Each line of the records must appear in your answer exactly, with no pictures.
** Supplied records follows **
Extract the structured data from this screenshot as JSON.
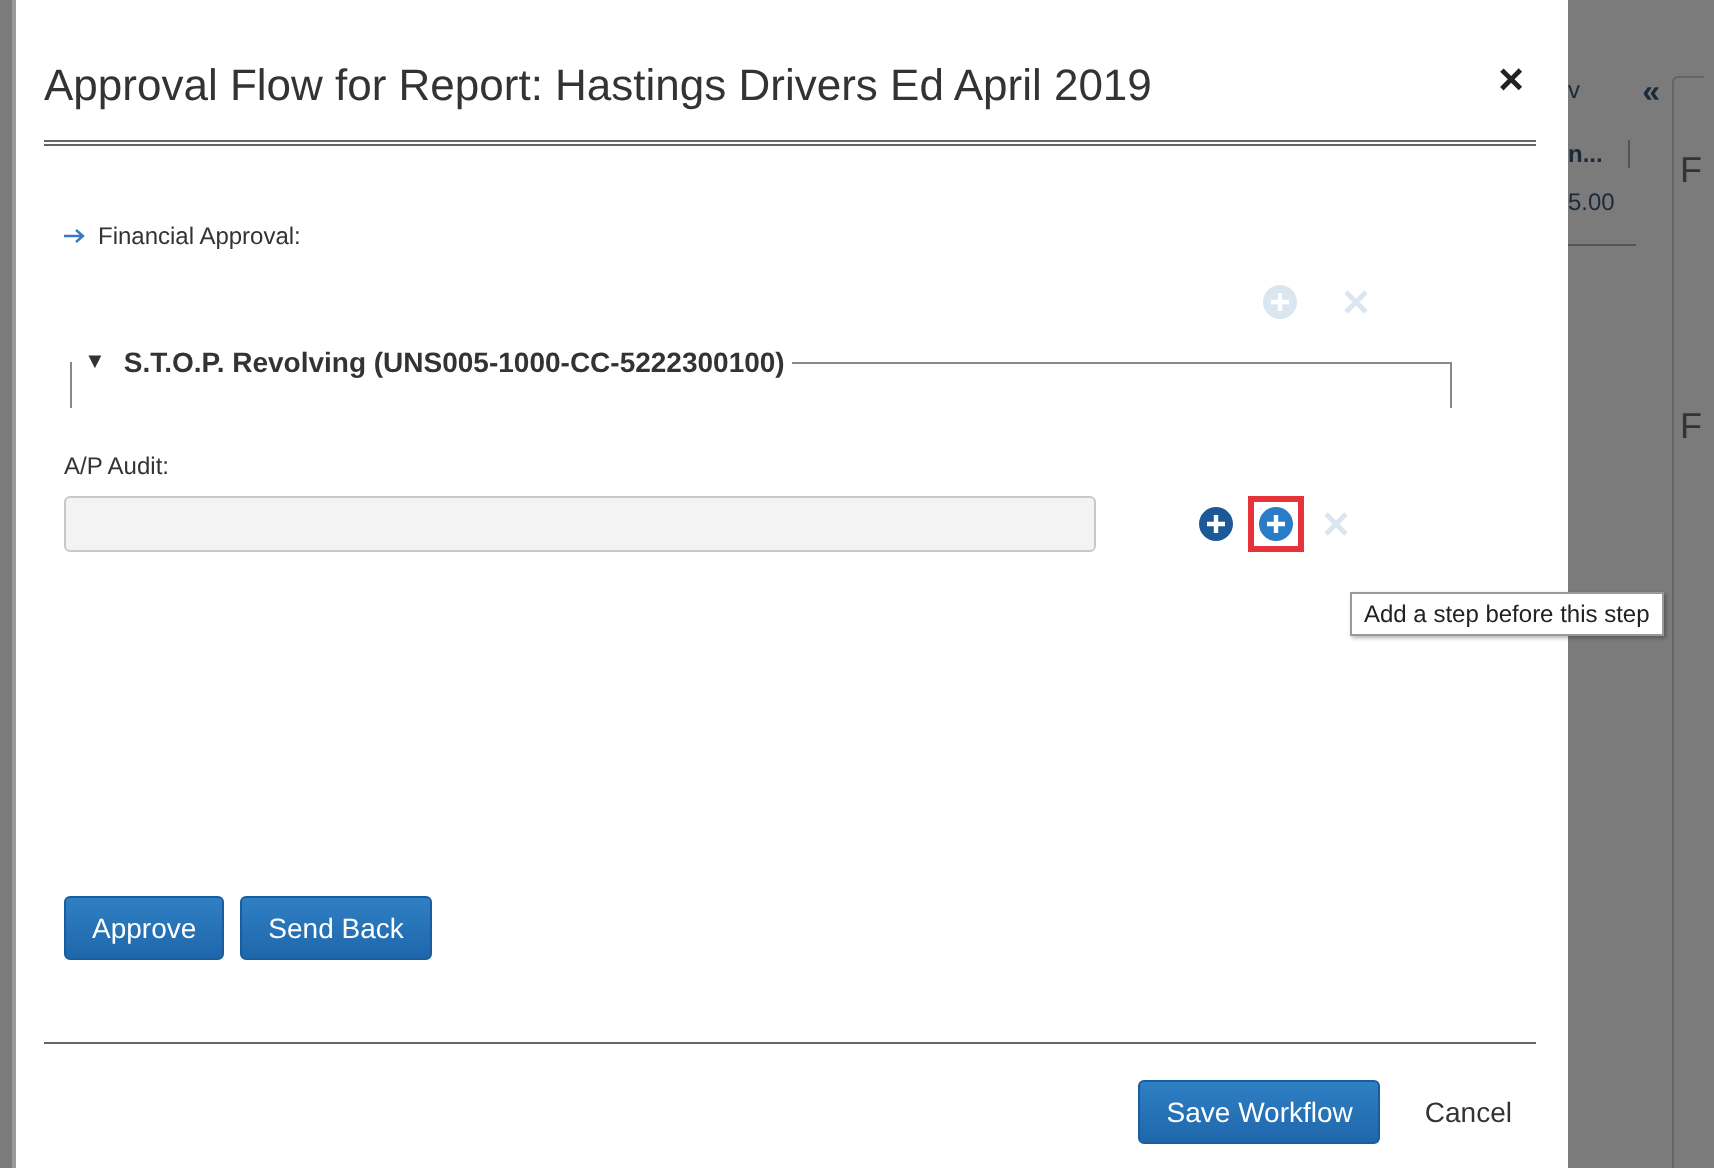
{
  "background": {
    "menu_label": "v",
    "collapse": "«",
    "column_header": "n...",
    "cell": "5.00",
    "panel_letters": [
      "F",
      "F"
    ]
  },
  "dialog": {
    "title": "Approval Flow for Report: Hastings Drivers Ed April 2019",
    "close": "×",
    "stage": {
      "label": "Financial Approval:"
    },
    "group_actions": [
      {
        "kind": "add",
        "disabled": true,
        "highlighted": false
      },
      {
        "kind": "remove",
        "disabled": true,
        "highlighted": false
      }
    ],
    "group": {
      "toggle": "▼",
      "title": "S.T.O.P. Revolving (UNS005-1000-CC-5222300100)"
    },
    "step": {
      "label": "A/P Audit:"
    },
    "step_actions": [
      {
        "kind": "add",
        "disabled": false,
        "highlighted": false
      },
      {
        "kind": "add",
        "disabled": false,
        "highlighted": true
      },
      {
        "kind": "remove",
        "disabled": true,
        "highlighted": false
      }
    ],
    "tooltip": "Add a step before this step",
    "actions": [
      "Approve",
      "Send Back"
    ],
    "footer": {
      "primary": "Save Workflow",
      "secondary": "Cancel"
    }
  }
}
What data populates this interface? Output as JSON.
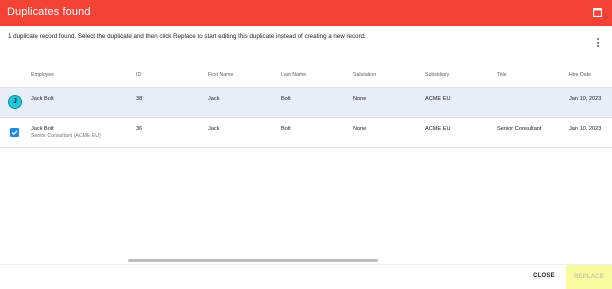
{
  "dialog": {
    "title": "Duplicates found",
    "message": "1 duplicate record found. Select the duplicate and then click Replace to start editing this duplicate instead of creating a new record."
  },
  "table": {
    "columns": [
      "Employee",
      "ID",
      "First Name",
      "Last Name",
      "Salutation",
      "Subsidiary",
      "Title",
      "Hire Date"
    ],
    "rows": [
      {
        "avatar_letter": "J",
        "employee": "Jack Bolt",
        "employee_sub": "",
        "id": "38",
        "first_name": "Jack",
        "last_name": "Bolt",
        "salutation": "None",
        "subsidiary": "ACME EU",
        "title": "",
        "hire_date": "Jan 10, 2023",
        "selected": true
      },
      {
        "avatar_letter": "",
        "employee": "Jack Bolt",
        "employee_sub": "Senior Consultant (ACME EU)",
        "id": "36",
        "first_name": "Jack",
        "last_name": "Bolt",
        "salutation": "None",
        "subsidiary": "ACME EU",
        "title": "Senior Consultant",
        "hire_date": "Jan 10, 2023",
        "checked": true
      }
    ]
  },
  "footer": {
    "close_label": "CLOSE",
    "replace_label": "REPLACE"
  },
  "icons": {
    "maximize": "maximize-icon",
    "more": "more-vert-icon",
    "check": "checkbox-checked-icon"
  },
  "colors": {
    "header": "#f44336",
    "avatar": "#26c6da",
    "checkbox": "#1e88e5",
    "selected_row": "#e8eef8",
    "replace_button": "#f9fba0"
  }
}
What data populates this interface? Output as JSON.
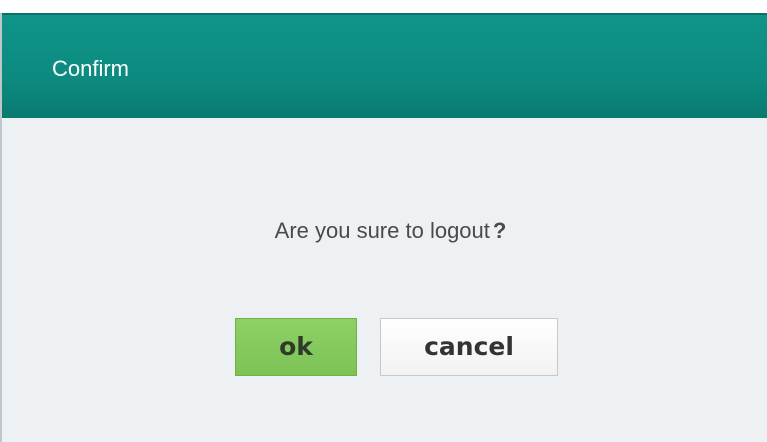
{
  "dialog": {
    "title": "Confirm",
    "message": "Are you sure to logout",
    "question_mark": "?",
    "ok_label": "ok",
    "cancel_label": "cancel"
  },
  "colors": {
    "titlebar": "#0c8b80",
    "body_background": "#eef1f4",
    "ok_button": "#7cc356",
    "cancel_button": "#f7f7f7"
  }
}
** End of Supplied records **
__Solution__.
Extract the structured data from this screenshot as JSON.
{
  "background": {
    "menu_label": "v",
    "collapse": "«",
    "column_header": "n...",
    "cell": "5.00",
    "panel_letters": [
      "F",
      "F"
    ]
  },
  "dialog": {
    "title": "Approval Flow for Report: Hastings Drivers Ed April 2019",
    "close": "×",
    "stage": {
      "label": "Financial Approval:"
    },
    "group_actions": [
      {
        "kind": "add",
        "disabled": true,
        "highlighted": false
      },
      {
        "kind": "remove",
        "disabled": true,
        "highlighted": false
      }
    ],
    "group": {
      "toggle": "▼",
      "title": "S.T.O.P. Revolving (UNS005-1000-CC-5222300100)"
    },
    "step": {
      "label": "A/P Audit:"
    },
    "step_actions": [
      {
        "kind": "add",
        "disabled": false,
        "highlighted": false
      },
      {
        "kind": "add",
        "disabled": false,
        "highlighted": true
      },
      {
        "kind": "remove",
        "disabled": true,
        "highlighted": false
      }
    ],
    "tooltip": "Add a step before this step",
    "actions": [
      "Approve",
      "Send Back"
    ],
    "footer": {
      "primary": "Save Workflow",
      "secondary": "Cancel"
    }
  }
}
What data populates this interface? Output as JSON.
{
  "dialog": {
    "title": "Duplicates found",
    "message": "1 duplicate record found. Select the duplicate and then click Replace to start editing this duplicate instead of creating a new record."
  },
  "table": {
    "columns": [
      "Employee",
      "ID",
      "First Name",
      "Last Name",
      "Salutation",
      "Subsidiary",
      "Title",
      "Hire Date"
    ],
    "rows": [
      {
        "avatar_letter": "J",
        "employee": "Jack Bolt",
        "employee_sub": "",
        "id": "38",
        "first_name": "Jack",
        "last_name": "Bolt",
        "salutation": "None",
        "subsidiary": "ACME EU",
        "title": "",
        "hire_date": "Jan 10, 2023",
        "selected": true
      },
      {
        "avatar_letter": "",
        "employee": "Jack Bolt",
        "employee_sub": "Senior Consultant (ACME EU)",
        "id": "36",
        "first_name": "Jack",
        "last_name": "Bolt",
        "salutation": "None",
        "subsidiary": "ACME EU",
        "title": "Senior Consultant",
        "hire_date": "Jan 10, 2023",
        "checked": true
      }
    ]
  },
  "footer": {
    "close_label": "CLOSE",
    "replace_label": "REPLACE"
  },
  "icons": {
    "maximize": "maximize-icon",
    "more": "more-vert-icon",
    "check": "checkbox-checked-icon"
  },
  "colors": {
    "header": "#f44336",
    "avatar": "#26c6da",
    "checkbox": "#1e88e5",
    "selected_row": "#e8eef8",
    "replace_button": "#f9fba0"
  }
}
What data populates this interface? Output as JSON.
{
  "dialog": {
    "title": "Confirm",
    "message": "Are you sure to logout",
    "question_mark": "?",
    "ok_label": "ok",
    "cancel_label": "cancel"
  },
  "colors": {
    "titlebar": "#0c8b80",
    "body_background": "#eef1f4",
    "ok_button": "#7cc356",
    "cancel_button": "#f7f7f7"
  }
}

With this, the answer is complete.